About this exercise
Needed from the entries below: every line that holds the word "title".

Data in this exercise
+++
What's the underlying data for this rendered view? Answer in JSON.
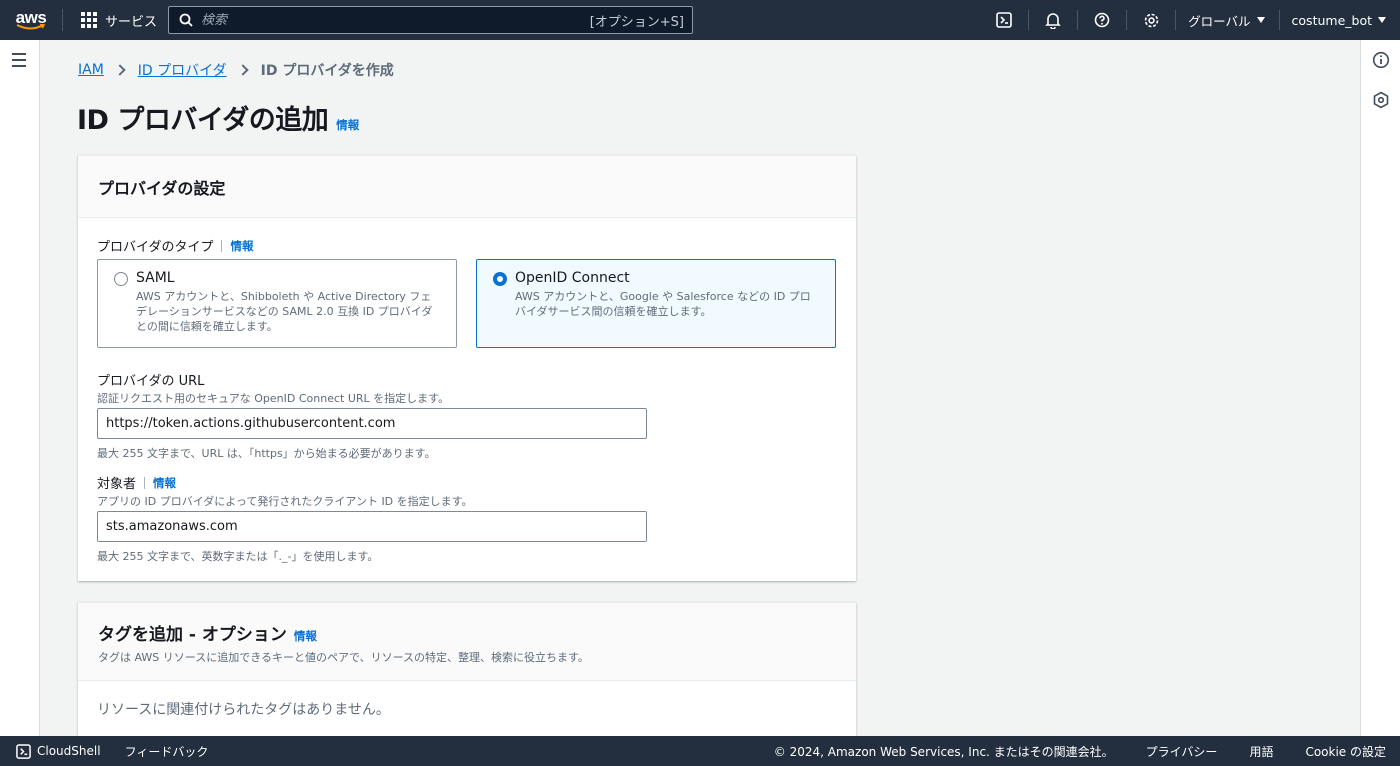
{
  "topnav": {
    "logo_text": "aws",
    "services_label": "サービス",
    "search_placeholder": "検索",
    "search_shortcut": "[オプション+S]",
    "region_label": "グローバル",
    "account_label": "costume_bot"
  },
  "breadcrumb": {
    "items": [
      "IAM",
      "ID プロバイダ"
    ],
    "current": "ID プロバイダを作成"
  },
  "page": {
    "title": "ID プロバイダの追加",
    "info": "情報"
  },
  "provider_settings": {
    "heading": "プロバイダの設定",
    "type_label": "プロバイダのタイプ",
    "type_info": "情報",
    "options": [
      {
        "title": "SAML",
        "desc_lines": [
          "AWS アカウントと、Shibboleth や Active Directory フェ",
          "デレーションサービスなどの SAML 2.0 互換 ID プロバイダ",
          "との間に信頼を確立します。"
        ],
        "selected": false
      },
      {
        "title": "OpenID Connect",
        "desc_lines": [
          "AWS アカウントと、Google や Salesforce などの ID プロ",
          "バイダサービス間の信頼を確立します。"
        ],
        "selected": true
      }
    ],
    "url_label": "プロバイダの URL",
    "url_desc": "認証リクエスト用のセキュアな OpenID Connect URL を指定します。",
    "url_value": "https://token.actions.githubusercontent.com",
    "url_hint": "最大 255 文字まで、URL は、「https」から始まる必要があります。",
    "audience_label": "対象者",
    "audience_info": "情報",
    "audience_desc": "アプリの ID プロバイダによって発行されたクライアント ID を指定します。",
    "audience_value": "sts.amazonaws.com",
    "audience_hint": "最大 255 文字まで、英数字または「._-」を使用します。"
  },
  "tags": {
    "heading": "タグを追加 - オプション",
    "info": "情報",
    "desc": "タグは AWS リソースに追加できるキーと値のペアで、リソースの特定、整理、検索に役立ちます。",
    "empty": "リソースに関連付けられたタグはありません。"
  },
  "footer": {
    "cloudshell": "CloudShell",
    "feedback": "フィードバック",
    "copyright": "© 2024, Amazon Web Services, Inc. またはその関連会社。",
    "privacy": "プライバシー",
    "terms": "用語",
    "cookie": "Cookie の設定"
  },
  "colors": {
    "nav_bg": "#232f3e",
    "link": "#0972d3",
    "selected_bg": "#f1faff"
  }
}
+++
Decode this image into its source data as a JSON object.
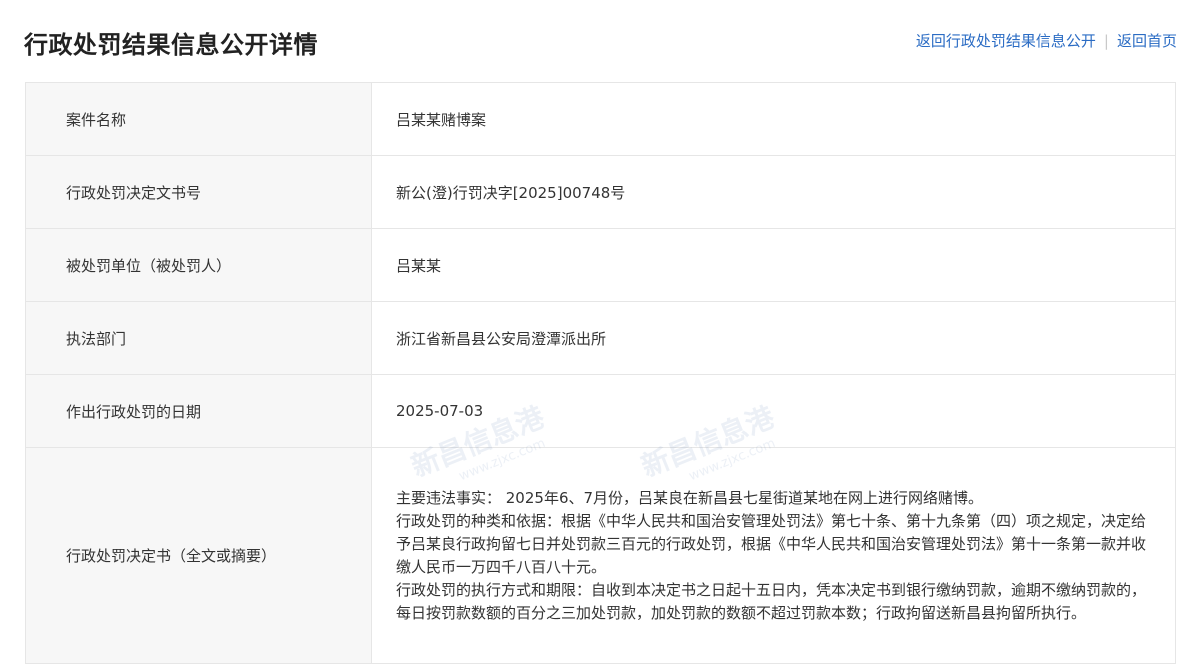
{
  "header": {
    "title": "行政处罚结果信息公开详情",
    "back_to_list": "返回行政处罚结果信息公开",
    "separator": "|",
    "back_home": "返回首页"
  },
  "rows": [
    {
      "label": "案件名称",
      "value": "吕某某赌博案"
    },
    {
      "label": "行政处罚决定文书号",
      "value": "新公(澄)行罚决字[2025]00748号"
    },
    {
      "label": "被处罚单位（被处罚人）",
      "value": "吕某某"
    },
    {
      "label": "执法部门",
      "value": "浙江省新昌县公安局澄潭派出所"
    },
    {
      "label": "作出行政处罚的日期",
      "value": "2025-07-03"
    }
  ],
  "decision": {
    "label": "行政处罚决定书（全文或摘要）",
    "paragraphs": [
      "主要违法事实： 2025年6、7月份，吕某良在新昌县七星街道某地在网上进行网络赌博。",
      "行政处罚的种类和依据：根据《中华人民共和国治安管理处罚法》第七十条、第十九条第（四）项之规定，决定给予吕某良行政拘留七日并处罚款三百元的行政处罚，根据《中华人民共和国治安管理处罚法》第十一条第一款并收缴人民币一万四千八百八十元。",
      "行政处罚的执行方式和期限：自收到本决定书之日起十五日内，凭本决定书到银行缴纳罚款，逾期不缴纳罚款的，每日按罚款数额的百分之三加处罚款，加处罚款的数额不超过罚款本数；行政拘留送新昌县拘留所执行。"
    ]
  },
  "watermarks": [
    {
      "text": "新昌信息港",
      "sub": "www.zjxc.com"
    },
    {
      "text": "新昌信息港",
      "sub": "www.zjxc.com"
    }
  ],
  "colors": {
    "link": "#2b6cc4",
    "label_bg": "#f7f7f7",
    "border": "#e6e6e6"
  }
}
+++
Written response
    "title": "ID プロバイダの追加",
        "title": "SAML",
        "title": "OpenID Connect",
    "title": "行政处罚结果信息公开详情",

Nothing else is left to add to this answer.